VLMs are more highly modular and can be integrated into a facility progressively, one unit at a time.

Miniload AS/RS

Miniload AS/RSs are designed to automatically store and retrieve small goods. Controlled by the WMS, they are designed as narrowly spaced pallet racks. Inside the racks are totes or eaches on shelves. Between the racks, an extractor moves up and down the aisle in two dimensions. Items can be picked with different kinds of extractors depending on their material and shape.

Similar to VLMs, miniload AS/RSs are scalable; as your demands grow, more racking can be introduced. They can also be used in any environment, including those that might be caustic to staff, and offer some of the highest density storage on the market.

Pallet load AS/RS

Pallet-load AS/RSs (also known as unit-load AS/RSs) are larger versions of the miniload systems. Pallets or pallet-sized eaches are stored in static racking which an extractor moves through in two dimensions, storing and retrieving pallets automatically.

These systems are often larger than miniload AS/RSs, both in terms of their height and storage capacity.

Selection considerations

While all of these automated options are to some degree modular and scalable, how best to integrate them into your operations is a complex question with many variables. An in-depth discovery process often finds the best solution involves more than one of these systems working together.

Often, implementing the system that least intrudes on daily operations allows the facility to realize its ROI, and then systems can be further invested in and expanded upon where and how it’s most cost effective. Each system fills its own niche, and which is right depends on many factors, including floor space, current operations and procedures, the kinds of items being picked, and the required throughput.

Pick-by-RF requires the least initial investment but, as a standalone person-to-goods system, sees less benefit in throughput than other options. RF picking is best in situations when speed isn’t the critical factor, but improvements in accuracy and efficiency are needed.

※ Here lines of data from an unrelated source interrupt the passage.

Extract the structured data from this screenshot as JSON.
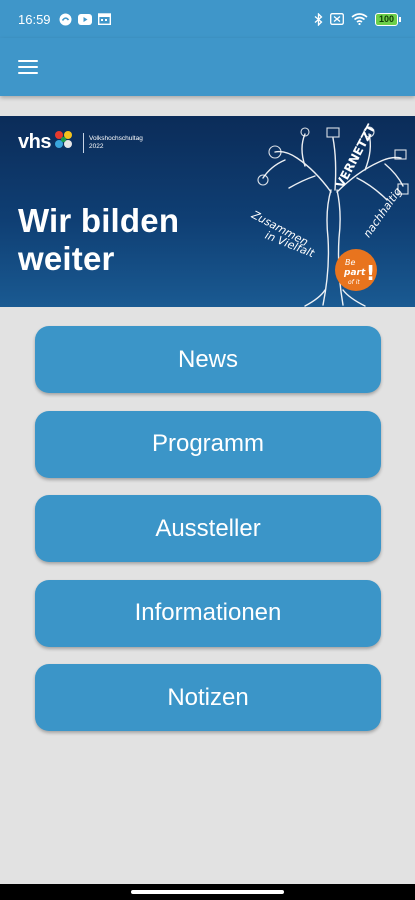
{
  "status_bar": {
    "time": "16:59",
    "left_icons": [
      "cloud-sync-icon",
      "youtube-icon",
      "calendar-icon"
    ],
    "right_icons": [
      "bluetooth-icon",
      "battery-saver-icon",
      "wifi-icon"
    ],
    "battery": "100"
  },
  "app_bar": {
    "menu_icon": "hamburger-icon"
  },
  "banner": {
    "logo": {
      "name": "vhs",
      "line1": "Volkshochschultag",
      "line2": "2022"
    },
    "title_line1": "Wir bilden",
    "title_line2": "weiter",
    "art": {
      "words": [
        "VERNETZT",
        "Zusammen",
        "in Vielfalt",
        "nachhaltig"
      ],
      "badge_line1": "Be",
      "badge_line2": "part",
      "badge_line3": "of it"
    }
  },
  "menu": {
    "items": [
      {
        "label": "News"
      },
      {
        "label": "Programm"
      },
      {
        "label": "Aussteller"
      },
      {
        "label": "Informationen"
      },
      {
        "label": "Notizen"
      }
    ]
  },
  "colors": {
    "primary": "#3f96c9",
    "button": "#3b95c8",
    "background": "#e2e2e2",
    "banner_dark": "#0b2c59",
    "badge_orange": "#e8741e"
  }
}
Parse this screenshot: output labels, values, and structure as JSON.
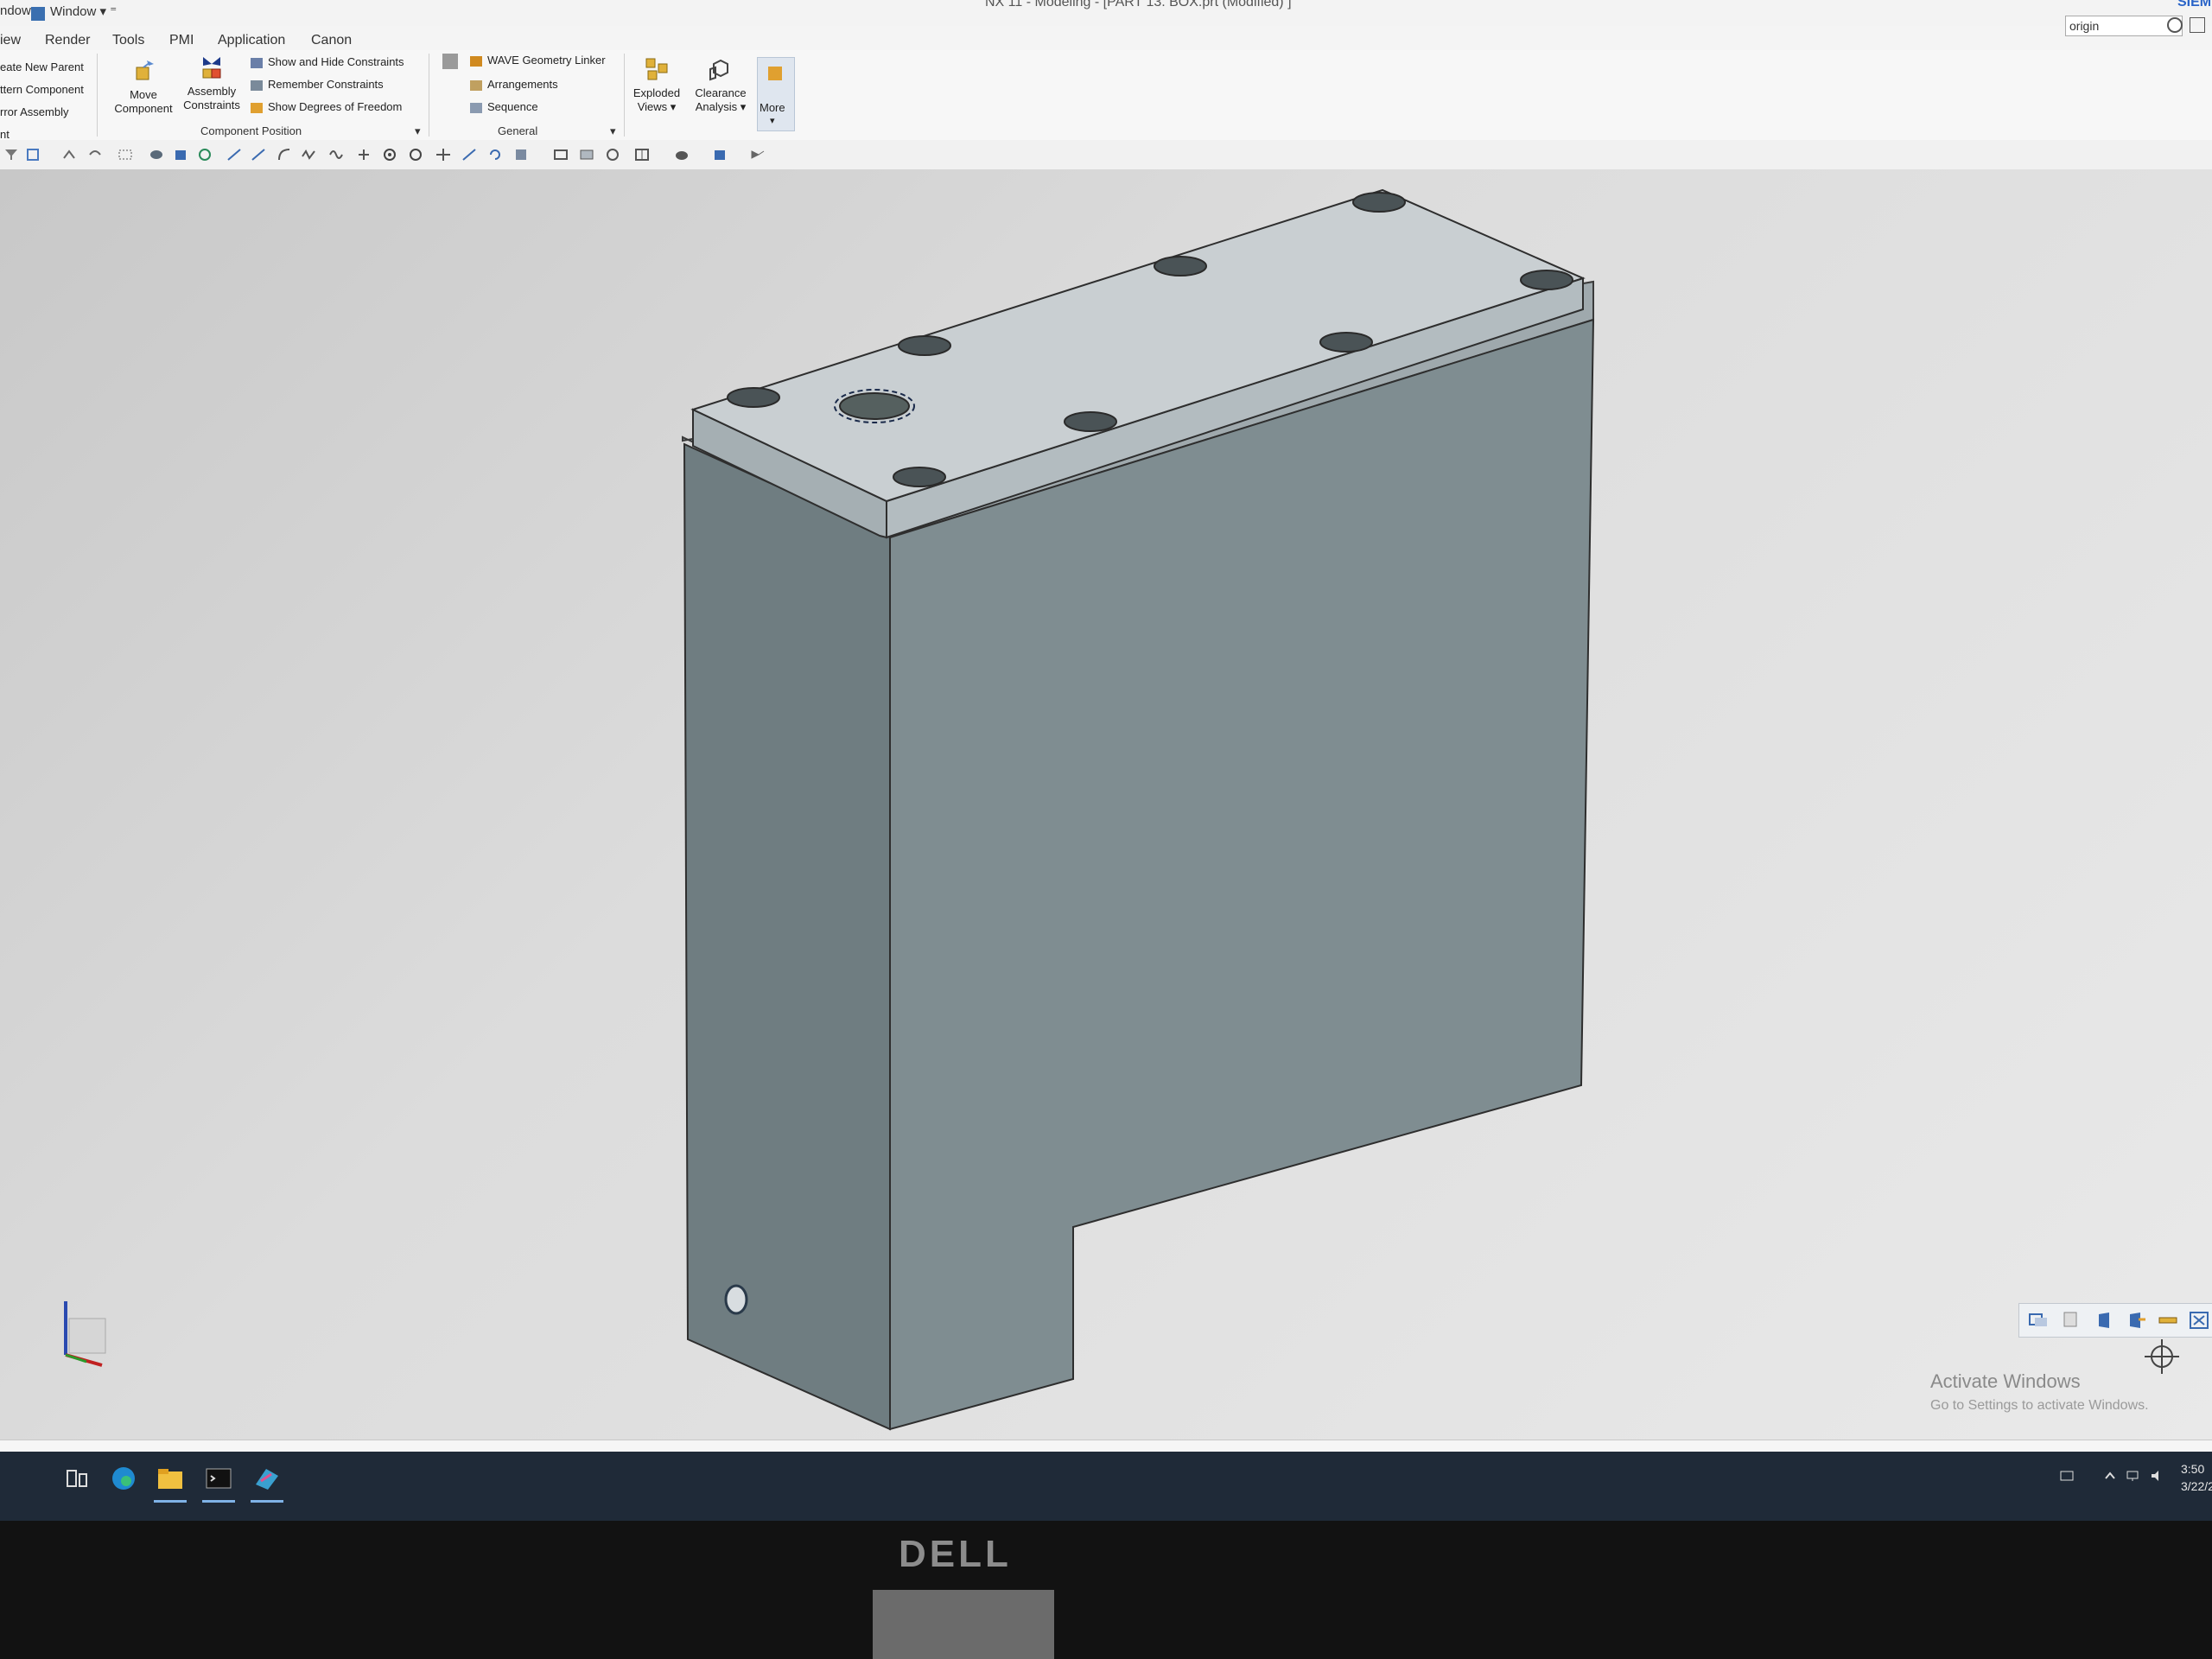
{
  "titlebar": {
    "left_text": "ndow",
    "window_menu": "Window ▾ ⁼",
    "app_title": "NX 11 - Modeling - [PART 13. BOX.prt (Modified) ]",
    "brand": "SIEM"
  },
  "menu": {
    "tabs": [
      "iew",
      "Render",
      "Tools",
      "PMI",
      "Application",
      "Canon"
    ]
  },
  "search": {
    "value": "origin"
  },
  "ribbon": {
    "assembly_left": [
      "eate New Parent",
      "ttern Component",
      "rror Assembly",
      "nt"
    ],
    "move_component": "Move\nComponent",
    "move_component_l1": "Move",
    "move_component_l2": "Component",
    "assembly_constraints_l1": "Assembly",
    "assembly_constraints_l2": "Constraints",
    "constraints": [
      "Show and Hide Constraints",
      "Remember Constraints",
      "Show Degrees of Freedom"
    ],
    "group_component_position": "Component Position",
    "general_items": [
      "WAVE Geometry Linker",
      "Arrangements",
      "Sequence"
    ],
    "group_general": "General",
    "exploded_l1": "Exploded",
    "exploded_l2": "Views ▾",
    "clearance_l1": "Clearance",
    "clearance_l2": "Analysis ▾",
    "more": "More"
  },
  "watermark": {
    "title": "Activate Windows",
    "subtitle": "Go to Settings to activate Windows."
  },
  "clock": {
    "time": "3:50",
    "date": "3/22/2"
  },
  "monitor": {
    "brand": "DELL"
  },
  "colors": {
    "model_top": "#c9cfd2",
    "model_front": "#7f8d90",
    "model_side": "#6e7c80",
    "taskbar": "#1f2a38"
  }
}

Pick-to-voice systems require more initial investment than RF picking, but less than pick-to-light. We’ve found our best cost-benefit with pick-to-voice in settings that require multiple kinds of picks. If your facility sometimes handles pallets, sometimes boxes, and sometimes eaches, then your best solution might include pick-to-voice.

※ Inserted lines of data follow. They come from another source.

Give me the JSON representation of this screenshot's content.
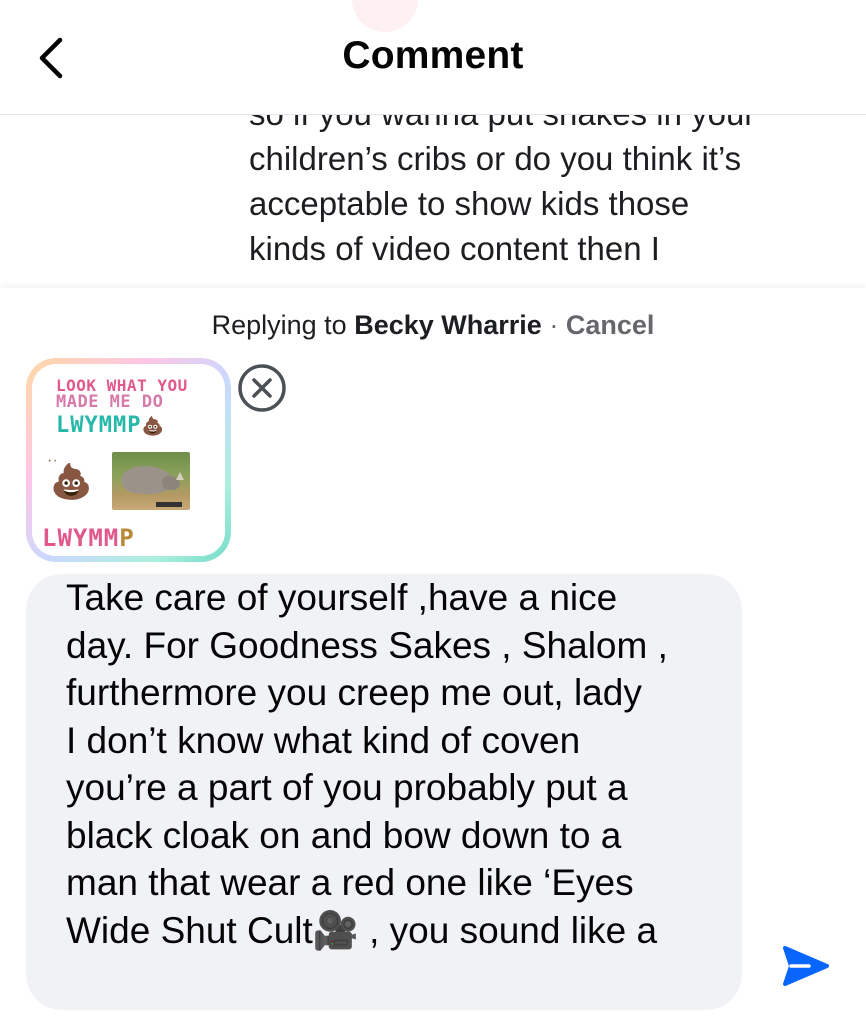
{
  "header": {
    "title": "Comment",
    "back_icon": "chevron-left-icon"
  },
  "parent_comment": {
    "lines": [
      "so if you wanna put snakes in your",
      "children’s cribs or do you think it’s",
      "acceptable to show kids those",
      "kinds of video content then I"
    ]
  },
  "reply": {
    "replying_to_label": "Replying to",
    "name": "Becky Wharrie",
    "separator": "·",
    "cancel_label": "Cancel"
  },
  "attachment": {
    "line1": "LOOK WHAT YOU",
    "line2": "MADE ME DO",
    "line3": "LWYMMP",
    "line3_emoji": "💩",
    "left_emoji": "💩",
    "line4_a": "LWYMM",
    "line4_b": "P",
    "remove_icon": "close-circle-icon"
  },
  "composer": {
    "lines": [
      "Take care of yourself ,have a nice",
      "day. For Goodness Sakes , Shalom ,",
      "furthermore you creep me out, lady",
      "I don’t know what kind of coven",
      "you’re a part of you probably put a",
      "black cloak on and bow down to a",
      "man that wear a red one like ‘Eyes",
      "Wide Shut Cult🎥 , you sound like a"
    ]
  },
  "send": {
    "icon": "send-icon"
  },
  "colors": {
    "accent": "#0866ff",
    "muted": "#65676b",
    "composer_bg": "#f0f2f5"
  }
}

Pick-to-light systems are excellent in diverse settings where language can be a barrier to communication. Pick-to-light also shines when operators pick from conveyors, carousels, or other sharply defined areas.

AGVs, horizontal carousels, and VLMs are designed for facilities whose needs can’t be met by person-to-goods picking, but aren’t seeing enough throughput to realize the ROI on AS/RS. In all of these systems, the interactions operators have with pieces is minimized, and their time spent traveling to and from the product reduced to zero. VLMs and horizontal carousels, while both high-density storage solutions, require at least some dedicated space on the warehouse floor. AGV’s, on the other hand, are able to maneuver within a warehouse’s existing space.

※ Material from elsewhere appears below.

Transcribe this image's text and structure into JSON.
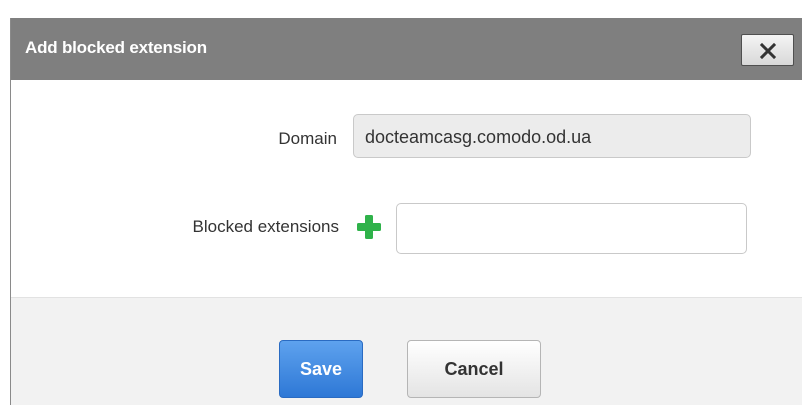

Both miniload and pallet-load AS/RS require the installation of narrowly spaced pallet racking and extractors. These are best in high-volume, high-density areas in facilities whose demand will enable the realization of their ROI.

Other benefits

While all of these technologies were meant to make the picking process more efficient, they are also used any time product needs to be moved, including put away, receiving and replenishment, sortation, and cross-docking.

In part, this is due to the fact that the benefits these systems bring to picking – the improved speeds and accuracy, and minimized safety concerns and damages – are also seen in all of these other activities. When operations upgrade their inventory management systems from paper-and-pencil to a more integrated and automated form of order processing, they can achieve on average a 25% increase in productivity and 10-20% gain in space utilization.

At the same time, using these systems holistically, across every part of a warehouse’s operations, leads to tighter inventory control, which only further improves a facility’s efficiencies.

Want to learn more about warehouse automation? Contact us to talk details and strategies.